That includes pollsters. Polls are growing ever less reliable. This is not so much through partisanship, though clients may commission polls for slanted reasons, but because polls are political players, influencing opinion as much as they record it. That’s possibly even more true for focus groups, which turn people into lab rats. I saw a report last week of an experiment in which rats were taught to drive tiny perspex vehicles. Rodent Top Gear is entertaining, but it’s not what rats do in their natural habitat. Ditto voters.

So let’s look not at where all the noise is coming from – politicians, media, and the ecosphere of politics – and concentrate instead upon the 45.7m.

Most of them do not live along the M62 corridor. Few live in Workington. Under 62,000 live in Gareth Snell’s Stoke-on-Trent constituency. The seaside towns of the east coast of England are not vast metropolises. Older white men without degrees are numerous, it is true, but there are still more women.

Women, I suspect, will be the source of change. Not city school-run mums in Range Rovers, nor Millenial tech entrepreneurs, nor shiny haired vegan vloggers on Instagram, nor any of the stereotypes of modern womanhood visible to politicians and advertisers.
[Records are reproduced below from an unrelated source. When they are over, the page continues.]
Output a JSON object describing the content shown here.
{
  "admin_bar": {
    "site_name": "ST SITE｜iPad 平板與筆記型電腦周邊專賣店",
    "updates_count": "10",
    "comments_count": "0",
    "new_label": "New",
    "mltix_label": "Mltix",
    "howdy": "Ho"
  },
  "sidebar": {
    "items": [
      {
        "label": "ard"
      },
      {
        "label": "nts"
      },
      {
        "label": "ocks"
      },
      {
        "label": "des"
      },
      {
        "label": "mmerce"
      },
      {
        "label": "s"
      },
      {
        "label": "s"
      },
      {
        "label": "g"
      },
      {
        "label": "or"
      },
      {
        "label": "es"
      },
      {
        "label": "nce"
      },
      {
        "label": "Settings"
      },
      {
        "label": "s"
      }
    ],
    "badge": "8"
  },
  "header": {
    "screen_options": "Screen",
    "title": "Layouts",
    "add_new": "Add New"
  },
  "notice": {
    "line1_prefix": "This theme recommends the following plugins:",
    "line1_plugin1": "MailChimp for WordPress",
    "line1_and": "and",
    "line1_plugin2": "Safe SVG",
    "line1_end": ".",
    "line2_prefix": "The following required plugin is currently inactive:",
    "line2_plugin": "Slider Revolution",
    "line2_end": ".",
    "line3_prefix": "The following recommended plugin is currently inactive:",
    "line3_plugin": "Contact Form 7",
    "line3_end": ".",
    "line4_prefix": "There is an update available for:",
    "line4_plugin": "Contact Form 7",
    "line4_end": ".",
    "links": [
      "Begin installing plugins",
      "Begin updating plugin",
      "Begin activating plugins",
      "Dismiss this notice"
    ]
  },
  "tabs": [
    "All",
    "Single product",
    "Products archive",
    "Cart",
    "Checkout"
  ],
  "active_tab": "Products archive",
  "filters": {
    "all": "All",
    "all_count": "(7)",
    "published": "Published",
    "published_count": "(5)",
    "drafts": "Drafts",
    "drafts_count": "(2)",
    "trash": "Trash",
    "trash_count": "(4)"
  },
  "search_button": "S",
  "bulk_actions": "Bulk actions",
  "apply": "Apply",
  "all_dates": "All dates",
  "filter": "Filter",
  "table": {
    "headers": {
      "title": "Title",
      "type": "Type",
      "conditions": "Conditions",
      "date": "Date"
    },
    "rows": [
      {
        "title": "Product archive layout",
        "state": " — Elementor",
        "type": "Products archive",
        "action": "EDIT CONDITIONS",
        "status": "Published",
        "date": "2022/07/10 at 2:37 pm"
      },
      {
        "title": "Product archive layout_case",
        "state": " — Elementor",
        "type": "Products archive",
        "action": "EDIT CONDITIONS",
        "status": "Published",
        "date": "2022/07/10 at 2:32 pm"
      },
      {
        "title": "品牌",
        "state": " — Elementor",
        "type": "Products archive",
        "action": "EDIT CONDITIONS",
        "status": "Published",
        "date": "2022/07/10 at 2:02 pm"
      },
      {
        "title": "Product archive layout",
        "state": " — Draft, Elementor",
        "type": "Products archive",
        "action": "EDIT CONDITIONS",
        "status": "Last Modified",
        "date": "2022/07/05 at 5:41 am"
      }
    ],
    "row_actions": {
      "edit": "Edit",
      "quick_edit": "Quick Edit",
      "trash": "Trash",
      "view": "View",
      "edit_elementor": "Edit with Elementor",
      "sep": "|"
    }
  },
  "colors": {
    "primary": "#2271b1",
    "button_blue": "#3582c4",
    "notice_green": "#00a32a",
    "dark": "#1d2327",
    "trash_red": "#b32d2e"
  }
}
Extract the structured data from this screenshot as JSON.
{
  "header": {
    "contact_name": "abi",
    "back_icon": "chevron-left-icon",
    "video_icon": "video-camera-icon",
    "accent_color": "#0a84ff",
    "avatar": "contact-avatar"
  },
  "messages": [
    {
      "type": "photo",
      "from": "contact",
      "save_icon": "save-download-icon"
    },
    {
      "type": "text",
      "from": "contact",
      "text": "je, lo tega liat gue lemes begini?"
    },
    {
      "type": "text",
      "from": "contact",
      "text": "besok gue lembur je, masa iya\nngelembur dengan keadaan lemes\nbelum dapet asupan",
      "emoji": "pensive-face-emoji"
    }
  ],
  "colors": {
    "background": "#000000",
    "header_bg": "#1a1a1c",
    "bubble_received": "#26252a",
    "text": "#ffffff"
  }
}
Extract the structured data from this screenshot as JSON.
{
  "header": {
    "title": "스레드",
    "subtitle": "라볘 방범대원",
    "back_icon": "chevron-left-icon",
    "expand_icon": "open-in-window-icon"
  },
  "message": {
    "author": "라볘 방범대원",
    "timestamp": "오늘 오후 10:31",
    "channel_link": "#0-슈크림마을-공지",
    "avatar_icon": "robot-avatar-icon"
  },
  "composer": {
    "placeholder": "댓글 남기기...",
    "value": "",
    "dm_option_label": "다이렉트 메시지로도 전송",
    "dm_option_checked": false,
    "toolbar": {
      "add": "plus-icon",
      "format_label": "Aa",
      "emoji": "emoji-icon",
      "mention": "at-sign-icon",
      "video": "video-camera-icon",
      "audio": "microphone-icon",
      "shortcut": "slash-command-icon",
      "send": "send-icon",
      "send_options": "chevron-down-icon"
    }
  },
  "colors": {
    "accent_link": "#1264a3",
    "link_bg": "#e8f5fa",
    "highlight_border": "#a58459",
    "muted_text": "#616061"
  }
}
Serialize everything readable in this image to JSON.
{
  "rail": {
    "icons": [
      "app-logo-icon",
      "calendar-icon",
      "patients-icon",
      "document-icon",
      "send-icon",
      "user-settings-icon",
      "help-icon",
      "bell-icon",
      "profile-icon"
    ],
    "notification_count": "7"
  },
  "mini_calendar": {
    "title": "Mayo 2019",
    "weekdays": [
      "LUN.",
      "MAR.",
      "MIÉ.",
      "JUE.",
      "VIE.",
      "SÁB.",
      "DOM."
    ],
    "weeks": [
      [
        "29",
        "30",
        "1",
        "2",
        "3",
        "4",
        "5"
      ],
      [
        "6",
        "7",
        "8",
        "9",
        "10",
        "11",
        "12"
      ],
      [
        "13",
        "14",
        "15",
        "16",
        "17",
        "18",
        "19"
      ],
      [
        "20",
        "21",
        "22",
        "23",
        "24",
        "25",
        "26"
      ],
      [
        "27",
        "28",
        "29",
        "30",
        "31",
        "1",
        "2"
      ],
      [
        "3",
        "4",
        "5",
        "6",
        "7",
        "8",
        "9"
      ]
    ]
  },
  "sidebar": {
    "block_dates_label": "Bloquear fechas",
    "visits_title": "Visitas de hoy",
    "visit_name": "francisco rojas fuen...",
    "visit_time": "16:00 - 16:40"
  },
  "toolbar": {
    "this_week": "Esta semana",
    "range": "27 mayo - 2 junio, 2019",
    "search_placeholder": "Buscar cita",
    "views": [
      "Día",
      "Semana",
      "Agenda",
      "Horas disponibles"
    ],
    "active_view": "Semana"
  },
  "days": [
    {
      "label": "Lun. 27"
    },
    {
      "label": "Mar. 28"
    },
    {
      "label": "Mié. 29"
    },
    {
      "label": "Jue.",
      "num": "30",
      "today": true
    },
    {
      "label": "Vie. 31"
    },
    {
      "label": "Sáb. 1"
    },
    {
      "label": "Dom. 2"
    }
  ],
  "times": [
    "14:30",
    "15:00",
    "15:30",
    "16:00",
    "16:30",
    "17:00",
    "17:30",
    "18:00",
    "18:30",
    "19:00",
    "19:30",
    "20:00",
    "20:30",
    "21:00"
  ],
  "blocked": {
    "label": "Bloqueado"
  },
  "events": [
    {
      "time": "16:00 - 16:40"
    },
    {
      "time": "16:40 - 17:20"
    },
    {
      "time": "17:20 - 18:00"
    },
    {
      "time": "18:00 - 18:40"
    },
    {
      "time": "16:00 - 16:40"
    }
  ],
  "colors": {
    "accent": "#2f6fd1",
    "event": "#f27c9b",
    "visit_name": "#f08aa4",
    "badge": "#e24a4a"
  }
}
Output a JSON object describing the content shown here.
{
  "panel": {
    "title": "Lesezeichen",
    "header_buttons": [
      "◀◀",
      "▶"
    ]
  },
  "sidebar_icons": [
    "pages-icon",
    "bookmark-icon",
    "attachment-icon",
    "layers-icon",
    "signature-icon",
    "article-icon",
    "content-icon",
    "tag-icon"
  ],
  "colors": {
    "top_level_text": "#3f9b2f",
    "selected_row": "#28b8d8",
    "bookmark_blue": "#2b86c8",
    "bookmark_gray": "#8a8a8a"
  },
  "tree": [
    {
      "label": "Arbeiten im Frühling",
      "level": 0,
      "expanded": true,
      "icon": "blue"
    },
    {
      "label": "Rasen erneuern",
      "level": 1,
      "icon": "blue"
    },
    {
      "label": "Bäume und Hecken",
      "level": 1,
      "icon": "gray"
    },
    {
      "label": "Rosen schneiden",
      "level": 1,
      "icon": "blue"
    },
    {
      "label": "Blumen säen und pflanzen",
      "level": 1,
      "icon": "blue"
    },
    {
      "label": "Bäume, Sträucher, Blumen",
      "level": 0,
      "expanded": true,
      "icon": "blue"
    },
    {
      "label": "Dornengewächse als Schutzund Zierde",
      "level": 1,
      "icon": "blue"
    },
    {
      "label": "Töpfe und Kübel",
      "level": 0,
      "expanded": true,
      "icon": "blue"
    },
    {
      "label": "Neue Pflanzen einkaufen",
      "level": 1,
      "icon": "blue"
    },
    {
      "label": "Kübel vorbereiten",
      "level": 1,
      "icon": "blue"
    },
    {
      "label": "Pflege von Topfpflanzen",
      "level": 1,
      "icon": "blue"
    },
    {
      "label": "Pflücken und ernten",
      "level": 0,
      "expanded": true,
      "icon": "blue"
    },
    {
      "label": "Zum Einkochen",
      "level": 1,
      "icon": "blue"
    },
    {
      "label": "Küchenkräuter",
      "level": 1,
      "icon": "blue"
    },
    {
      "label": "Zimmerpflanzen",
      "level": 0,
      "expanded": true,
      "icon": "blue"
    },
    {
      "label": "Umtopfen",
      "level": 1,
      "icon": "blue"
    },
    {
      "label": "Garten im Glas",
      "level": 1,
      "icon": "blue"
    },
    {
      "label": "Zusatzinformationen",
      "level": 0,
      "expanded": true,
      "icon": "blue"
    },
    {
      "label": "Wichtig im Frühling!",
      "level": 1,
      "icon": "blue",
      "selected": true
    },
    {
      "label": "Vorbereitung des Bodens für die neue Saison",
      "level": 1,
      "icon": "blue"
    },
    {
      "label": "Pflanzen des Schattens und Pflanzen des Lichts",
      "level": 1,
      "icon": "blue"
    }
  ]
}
It’ll be Brenda from Bristol and her friends.

All across the UK there are women, often unglamorously middle aged, who are holding communities together. They are volunteers in libraries, or the minimum waged managers of charity shops in small towns, or those running food banks, or whose hard earned OU degrees have given them thankless administrative jobs keeping half-dead local services going.

These women are ‘doers’. They know how to run things, how to manage tiny budgets, how to care for the people and things around them. They’ve become adept at managing bureaucracy, of getting social care for dependents, or assessments for children with special needs. They know what difference functioning government makes, and what harm underfunded government does by commission or omission. They could well hold the key to this election.

So don’t get distracted by the noise, enraged by the deliberate provocations, and look instead at those in whom the Westminster machine sees nothing of interest. If this election is to resolve anything, it will be because a party manages to speak to those people, especially the women.